Exercise:
Please reproduce all of the data exactly as it appears, but skip the pictures.

Exercise inputs:

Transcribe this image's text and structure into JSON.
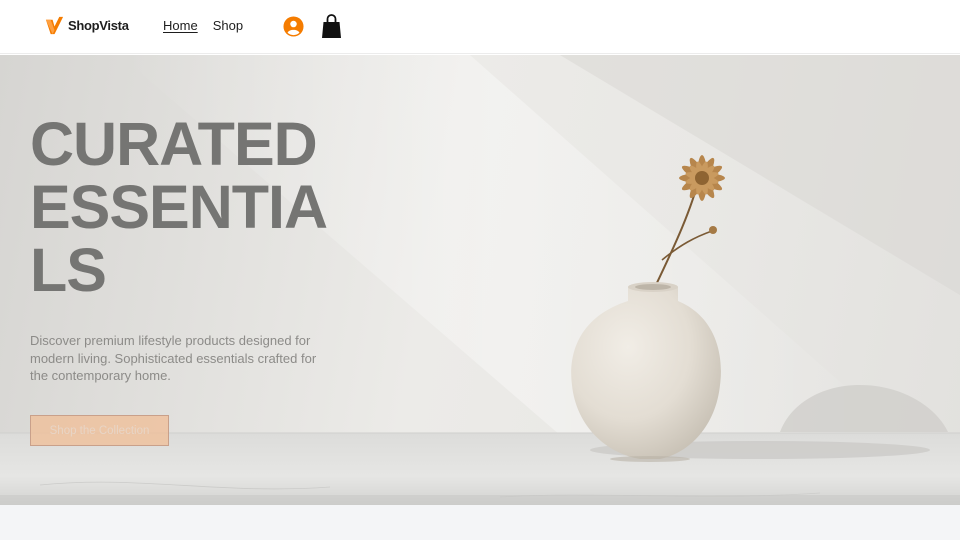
{
  "header": {
    "logo": {
      "text": "ShopVista",
      "icon": "v-logo-icon",
      "accent": "#f57c00"
    },
    "nav": [
      {
        "label": "Home",
        "active": true
      },
      {
        "label": "Shop",
        "active": false
      }
    ],
    "account_icon": "user-circle-icon",
    "cart_icon": "shopping-bag-icon"
  },
  "hero": {
    "title": "CURATED ESSENTIALS",
    "subtitle": "Discover premium lifestyle products designed for modern living. Sophisticated essentials crafted for the contemporary home.",
    "cta_label": "Shop the Collection",
    "image_icon": "vase-with-dried-flower-image"
  },
  "colors": {
    "accent": "#f57c00",
    "title_text": "#757573",
    "cta_bg": "#f0be96",
    "page_bg": "#f4f5f7"
  }
}
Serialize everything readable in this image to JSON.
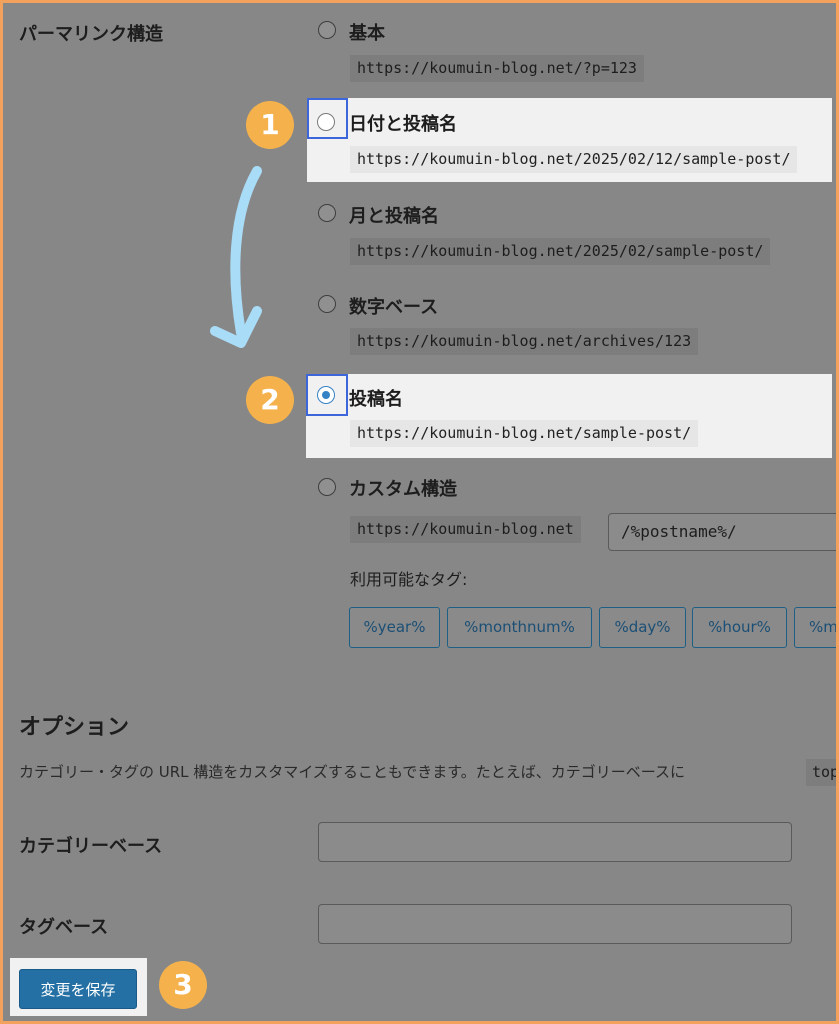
{
  "permalink": {
    "section_label": "パーマリンク構造",
    "options": [
      {
        "label": "基本",
        "example": "https://koumuin-blog.net/?p=123"
      },
      {
        "label": "日付と投稿名",
        "example": "https://koumuin-blog.net/2025/02/12/sample-post/"
      },
      {
        "label": "月と投稿名",
        "example": "https://koumuin-blog.net/2025/02/sample-post/"
      },
      {
        "label": "数字ベース",
        "example": "https://koumuin-blog.net/archives/123"
      },
      {
        "label": "投稿名",
        "example": "https://koumuin-blog.net/sample-post/"
      },
      {
        "label": "カスタム構造",
        "example": "https://koumuin-blog.net"
      }
    ],
    "selected": "投稿名",
    "custom_value": "/%postname%/",
    "available_tags_label": "利用可能なタグ:",
    "tags": [
      "%year%",
      "%monthnum%",
      "%day%",
      "%hour%",
      "%m"
    ]
  },
  "options_section": {
    "heading": "オプション",
    "description": "カテゴリー・タグの URL 構造をカスタマイズすることもできます。たとえば、カテゴリーベースに",
    "description_code": "top",
    "category_base_label": "カテゴリーベース",
    "category_base_value": "",
    "tag_base_label": "タグベース",
    "tag_base_value": ""
  },
  "save_label": "変更を保存",
  "steps": [
    "1",
    "2",
    "3"
  ],
  "colors": {
    "frame_border": "#f2a25c",
    "overlay": "#878787",
    "step_badge": "#f5b24c",
    "arrow": "#a9dcf6",
    "outline": "#3c66d9",
    "radio_selected": "#3582c4",
    "button": "#2470a4"
  }
}
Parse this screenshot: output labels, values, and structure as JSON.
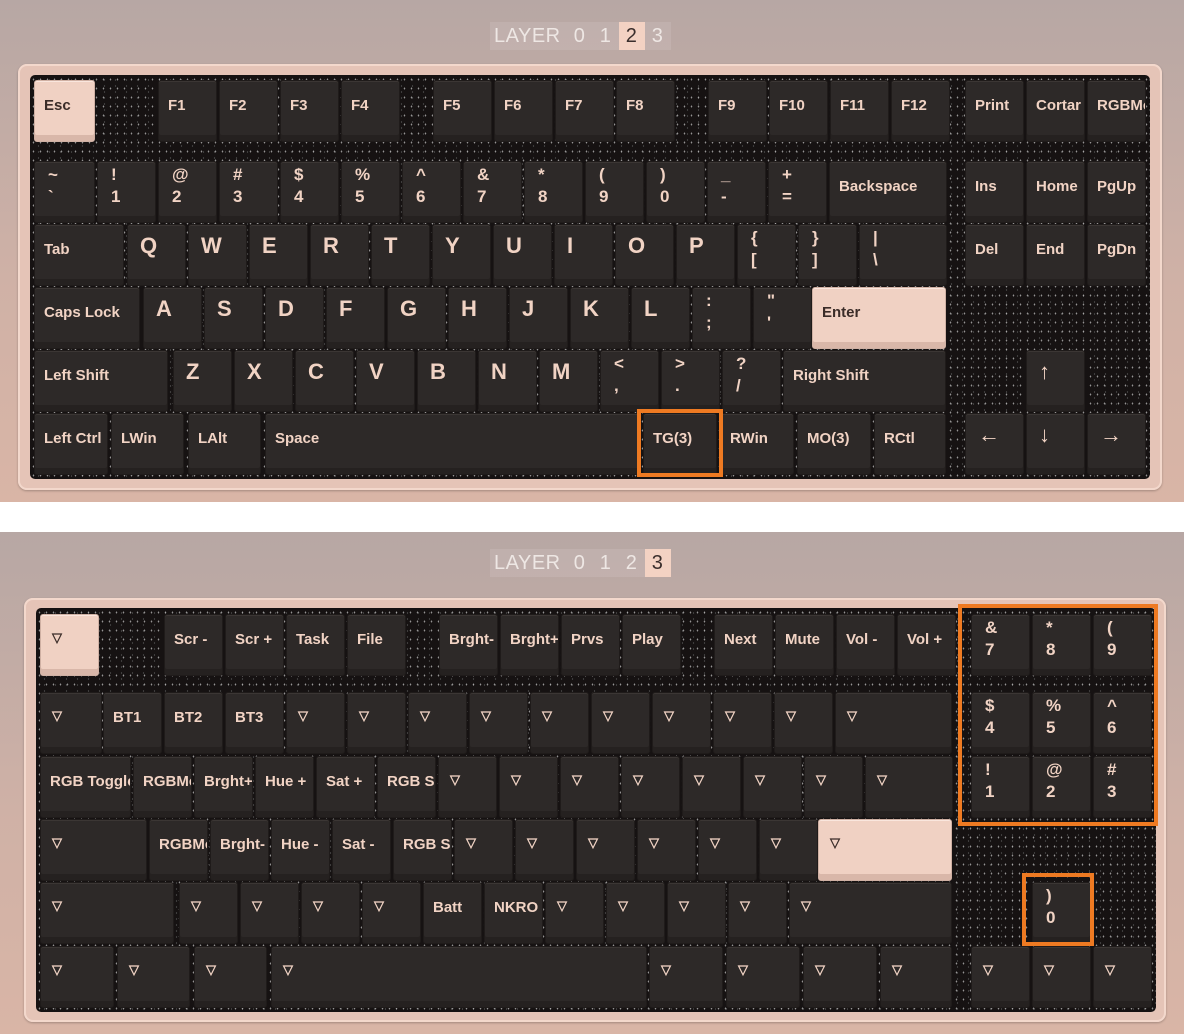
{
  "panels": [
    {
      "layer_label": "LAYER",
      "layers": [
        "0",
        "1",
        "2",
        "3"
      ],
      "active_layer": "2",
      "highlighted_keys": [
        "TG(3)"
      ],
      "keys": [
        [
          "Esc",
          "F1",
          "F2",
          "F3",
          "F4",
          "F5",
          "F6",
          "F7",
          "F8",
          "F9",
          "F10",
          "F11",
          "F12",
          "Print",
          "Cortar",
          "RGBMc"
        ],
        [
          [
            "~",
            "`"
          ],
          [
            "!",
            "1"
          ],
          [
            "@",
            "2"
          ],
          [
            "#",
            "3"
          ],
          [
            "$",
            "4"
          ],
          [
            "%",
            "5"
          ],
          [
            "^",
            "6"
          ],
          [
            "&",
            "7"
          ],
          [
            "*",
            "8"
          ],
          [
            "(",
            "9"
          ],
          [
            ")",
            "0"
          ],
          [
            "_",
            "-"
          ],
          [
            "+",
            "="
          ],
          "Backspace",
          "Ins",
          "Home",
          "PgUp"
        ],
        [
          "Tab",
          "Q",
          "W",
          "E",
          "R",
          "T",
          "Y",
          "U",
          "I",
          "O",
          "P",
          [
            "{",
            "["
          ],
          [
            "}",
            "]"
          ],
          [
            "|",
            "\\"
          ],
          "Del",
          "End",
          "PgDn"
        ],
        [
          "Caps Lock",
          "A",
          "S",
          "D",
          "F",
          "G",
          "H",
          "J",
          "K",
          "L",
          [
            ":",
            ";"
          ],
          [
            "\"",
            "'"
          ],
          "Enter"
        ],
        [
          "Left Shift",
          "Z",
          "X",
          "C",
          "V",
          "B",
          "N",
          "M",
          [
            "<",
            ","
          ],
          [
            ">",
            "."
          ],
          [
            "?",
            "/"
          ],
          "Right Shift",
          "↑"
        ],
        [
          "Left Ctrl",
          "LWin",
          "LAlt",
          "Space",
          "TG(3)",
          "RWin",
          "MO(3)",
          "RCtl",
          "←",
          "↓",
          "→"
        ]
      ]
    },
    {
      "layer_label": "LAYER",
      "layers": [
        "0",
        "1",
        "2",
        "3"
      ],
      "active_layer": "3",
      "highlighted_keys": [
        "numpad-7-8-9-4-5-6-1-2-3",
        "numpad-0"
      ],
      "keys": [
        [
          "▽",
          "Scr -",
          "Scr +",
          "Task",
          "File",
          "Brght-",
          "Brght+",
          "Prvs",
          "Play",
          "Next",
          "Mute",
          "Vol -",
          "Vol +",
          [
            "&",
            "7"
          ],
          [
            "*",
            "8"
          ],
          [
            "(",
            "9"
          ]
        ],
        [
          "▽",
          "BT1",
          "BT2",
          "BT3",
          "▽",
          "▽",
          "▽",
          "▽",
          "▽",
          "▽",
          "▽",
          "▽",
          "▽",
          "▽",
          [
            "$",
            "4"
          ],
          [
            "%",
            "5"
          ],
          [
            "^",
            "6"
          ]
        ],
        [
          "RGB Toggle",
          "RGBMc",
          "Brght+",
          "Hue +",
          "Sat +",
          "RGB SI",
          "▽",
          "▽",
          "▽",
          "▽",
          "▽",
          "▽",
          "▽",
          "▽",
          [
            "!",
            "1"
          ],
          [
            "@",
            "2"
          ],
          [
            "#",
            "3"
          ]
        ],
        [
          "▽",
          "RGBMc",
          "Brght-",
          "Hue -",
          "Sat -",
          "RGB SI",
          "▽",
          "▽",
          "▽",
          "▽",
          "▽",
          "▽",
          "▽"
        ],
        [
          "▽",
          "▽",
          "▽",
          "▽",
          "▽",
          "Batt",
          "NKRO",
          "▽",
          "▽",
          "▽",
          "▽",
          "▽",
          [
            ")",
            "0"
          ]
        ],
        [
          "▽",
          "▽",
          "▽",
          "▽",
          "▽",
          "▽",
          "▽",
          "▽",
          "▽",
          "▽",
          "▽"
        ]
      ]
    }
  ]
}
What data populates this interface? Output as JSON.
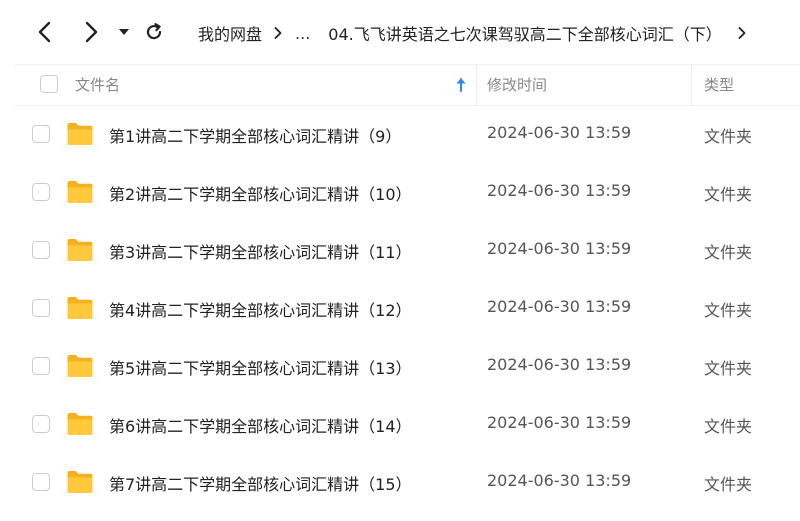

Task result:
Transcribe this image's text and structure into JSON.
{
  "header": {
    "logo": {
      "text": "ShopVista",
      "icon": "v-logo-icon",
      "accent": "#f57c00"
    },
    "nav": [
      {
        "label": "Home",
        "active": true
      },
      {
        "label": "Shop",
        "active": false
      }
    ],
    "account_icon": "user-circle-icon",
    "cart_icon": "shopping-bag-icon"
  },
  "hero": {
    "title": "CURATED ESSENTIALS",
    "subtitle": "Discover premium lifestyle products designed for modern living. Sophisticated essentials crafted for the contemporary home.",
    "cta_label": "Shop the Collection",
    "image_icon": "vase-with-dried-flower-image"
  },
  "colors": {
    "accent": "#f57c00",
    "title_text": "#757573",
    "cta_bg": "#f0be96",
    "page_bg": "#f4f5f7"
  }
}
Serialize everything readable in this image to JSON.
{
  "permalink": {
    "section_label": "パーマリンク構造",
    "options": [
      {
        "label": "基本",
        "example": "https://koumuin-blog.net/?p=123"
      },
      {
        "label": "日付と投稿名",
        "example": "https://koumuin-blog.net/2025/02/12/sample-post/"
      },
      {
        "label": "月と投稿名",
        "example": "https://koumuin-blog.net/2025/02/sample-post/"
      },
      {
        "label": "数字ベース",
        "example": "https://koumuin-blog.net/archives/123"
      },
      {
        "label": "投稿名",
        "example": "https://koumuin-blog.net/sample-post/"
      },
      {
        "label": "カスタム構造",
        "example": "https://koumuin-blog.net"
      }
    ],
    "selected": "投稿名",
    "custom_value": "/%postname%/",
    "available_tags_label": "利用可能なタグ:",
    "tags": [
      "%year%",
      "%monthnum%",
      "%day%",
      "%hour%",
      "%m"
    ]
  },
  "options_section": {
    "heading": "オプション",
    "description": "カテゴリー・タグの URL 構造をカスタマイズすることもできます。たとえば、カテゴリーベースに",
    "description_code": "top",
    "category_base_label": "カテゴリーベース",
    "category_base_value": "",
    "tag_base_label": "タグベース",
    "tag_base_value": ""
  },
  "save_label": "変更を保存",
  "steps": [
    "1",
    "2",
    "3"
  ],
  "colors": {
    "frame_border": "#f2a25c",
    "overlay": "#878787",
    "step_badge": "#f5b24c",
    "arrow": "#a9dcf6",
    "outline": "#3c66d9",
    "radio_selected": "#3582c4",
    "button": "#2470a4"
  }
}
Parse this screenshot: output labels, values, and structure as JSON.
{
  "panels": [
    {
      "layer_label": "LAYER",
      "layers": [
        "0",
        "1",
        "2",
        "3"
      ],
      "active_layer": "2",
      "highlighted_keys": [
        "TG(3)"
      ],
      "keys": [
        [
          "Esc",
          "F1",
          "F2",
          "F3",
          "F4",
          "F5",
          "F6",
          "F7",
          "F8",
          "F9",
          "F10",
          "F11",
          "F12",
          "Print",
          "Cortar",
          "RGBMc"
        ],
        [
          [
            "~",
            "`"
          ],
          [
            "!",
            "1"
          ],
          [
            "@",
            "2"
          ],
          [
            "#",
            "3"
          ],
          [
            "$",
            "4"
          ],
          [
            "%",
            "5"
          ],
          [
            "^",
            "6"
          ],
          [
            "&",
            "7"
          ],
          [
            "*",
            "8"
          ],
          [
            "(",
            "9"
          ],
          [
            ")",
            "0"
          ],
          [
            "_",
            "-"
          ],
          [
            "+",
            "="
          ],
          "Backspace",
          "Ins",
          "Home",
          "PgUp"
        ],
        [
          "Tab",
          "Q",
          "W",
          "E",
          "R",
          "T",
          "Y",
          "U",
          "I",
          "O",
          "P",
          [
            "{",
            "["
          ],
          [
            "}",
            "]"
          ],
          [
            "|",
            "\\"
          ],
          "Del",
          "End",
          "PgDn"
        ],
        [
          "Caps Lock",
          "A",
          "S",
          "D",
          "F",
          "G",
          "H",
          "J",
          "K",
          "L",
          [
            ":",
            ";"
          ],
          [
            "\"",
            "'"
          ],
          "Enter"
        ],
        [
          "Left Shift",
          "Z",
          "X",
          "C",
          "V",
          "B",
          "N",
          "M",
          [
            "<",
            ","
          ],
          [
            ">",
            "."
          ],
          [
            "?",
            "/"
          ],
          "Right Shift",
          "↑"
        ],
        [
          "Left Ctrl",
          "LWin",
          "LAlt",
          "Space",
          "TG(3)",
          "RWin",
          "MO(3)",
          "RCtl",
          "←",
          "↓",
          "→"
        ]
      ]
    },
    {
      "layer_label": "LAYER",
      "layers": [
        "0",
        "1",
        "2",
        "3"
      ],
      "active_layer": "3",
      "highlighted_keys": [
        "numpad-7-8-9-4-5-6-1-2-3",
        "numpad-0"
      ],
      "keys": [
        [
          "▽",
          "Scr -",
          "Scr +",
          "Task",
          "File",
          "Brght-",
          "Brght+",
          "Prvs",
          "Play",
          "Next",
          "Mute",
          "Vol -",
          "Vol +",
          [
            "&",
            "7"
          ],
          [
            "*",
            "8"
          ],
          [
            "(",
            "9"
          ]
        ],
        [
          "▽",
          "BT1",
          "BT2",
          "BT3",
          "▽",
          "▽",
          "▽",
          "▽",
          "▽",
          "▽",
          "▽",
          "▽",
          "▽",
          "▽",
          [
            "$",
            "4"
          ],
          [
            "%",
            "5"
          ],
          [
            "^",
            "6"
          ]
        ],
        [
          "RGB Toggle",
          "RGBMc",
          "Brght+",
          "Hue +",
          "Sat +",
          "RGB SI",
          "▽",
          "▽",
          "▽",
          "▽",
          "▽",
          "▽",
          "▽",
          "▽",
          [
            "!",
            "1"
          ],
          [
            "@",
            "2"
          ],
          [
            "#",
            "3"
          ]
        ],
        [
          "▽",
          "RGBMc",
          "Brght-",
          "Hue -",
          "Sat -",
          "RGB SI",
          "▽",
          "▽",
          "▽",
          "▽",
          "▽",
          "▽",
          "▽"
        ],
        [
          "▽",
          "▽",
          "▽",
          "▽",
          "▽",
          "Batt",
          "NKRO",
          "▽",
          "▽",
          "▽",
          "▽",
          "▽",
          [
            ")",
            "0"
          ]
        ],
        [
          "▽",
          "▽",
          "▽",
          "▽",
          "▽",
          "▽",
          "▽",
          "▽",
          "▽",
          "▽",
          "▽"
        ]
      ]
    }
  ]
}
What data populates this interface? Output as JSON.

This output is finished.